Start of Records shown
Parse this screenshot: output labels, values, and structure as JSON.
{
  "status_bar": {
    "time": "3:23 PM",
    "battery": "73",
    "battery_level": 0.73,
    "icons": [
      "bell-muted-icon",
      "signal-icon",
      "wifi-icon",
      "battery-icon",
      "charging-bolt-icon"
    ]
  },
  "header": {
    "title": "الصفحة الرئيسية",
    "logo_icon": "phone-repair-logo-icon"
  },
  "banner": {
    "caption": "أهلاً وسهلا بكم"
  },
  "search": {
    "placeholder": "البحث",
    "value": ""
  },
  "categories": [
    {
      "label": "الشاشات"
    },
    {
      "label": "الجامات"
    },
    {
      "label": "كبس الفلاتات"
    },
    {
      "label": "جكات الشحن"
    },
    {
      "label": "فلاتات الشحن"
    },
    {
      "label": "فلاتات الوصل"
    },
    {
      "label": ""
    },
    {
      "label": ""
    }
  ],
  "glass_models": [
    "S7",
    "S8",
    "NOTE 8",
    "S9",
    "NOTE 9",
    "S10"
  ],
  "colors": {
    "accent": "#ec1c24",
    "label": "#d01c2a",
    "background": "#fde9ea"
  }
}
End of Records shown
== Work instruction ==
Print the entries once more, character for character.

== Response to this exercise ==
Parse this screenshot: output labels, values, and structure as JSON.
{
  "status_bar": {
    "time": "3:23 PM",
    "battery": "73",
    "battery_level": 0.73,
    "icons": [
      "bell-muted-icon",
      "signal-icon",
      "wifi-icon",
      "battery-icon",
      "charging-bolt-icon"
    ]
  },
  "header": {
    "title": "الصفحة الرئيسية",
    "logo_icon": "phone-repair-logo-icon"
  },
  "banner": {
    "caption": "أهلاً وسهلا بكم"
  },
  "search": {
    "placeholder": "البحث",
    "value": ""
  },
  "categories": [
    {
      "label": "الشاشات"
    },
    {
      "label": "الجامات"
    },
    {
      "label": "كبس الفلاتات"
    },
    {
      "label": "جكات الشحن"
    },
    {
      "label": "فلاتات الشحن"
    },
    {
      "label": "فلاتات الوصل"
    },
    {
      "label": ""
    },
    {
      "label": ""
    }
  ],
  "glass_models": [
    "S7",
    "S8",
    "NOTE 8",
    "S9",
    "NOTE 9",
    "S10"
  ],
  "colors": {
    "accent": "#ec1c24",
    "label": "#d01c2a",
    "background": "#fde9ea"
  }
}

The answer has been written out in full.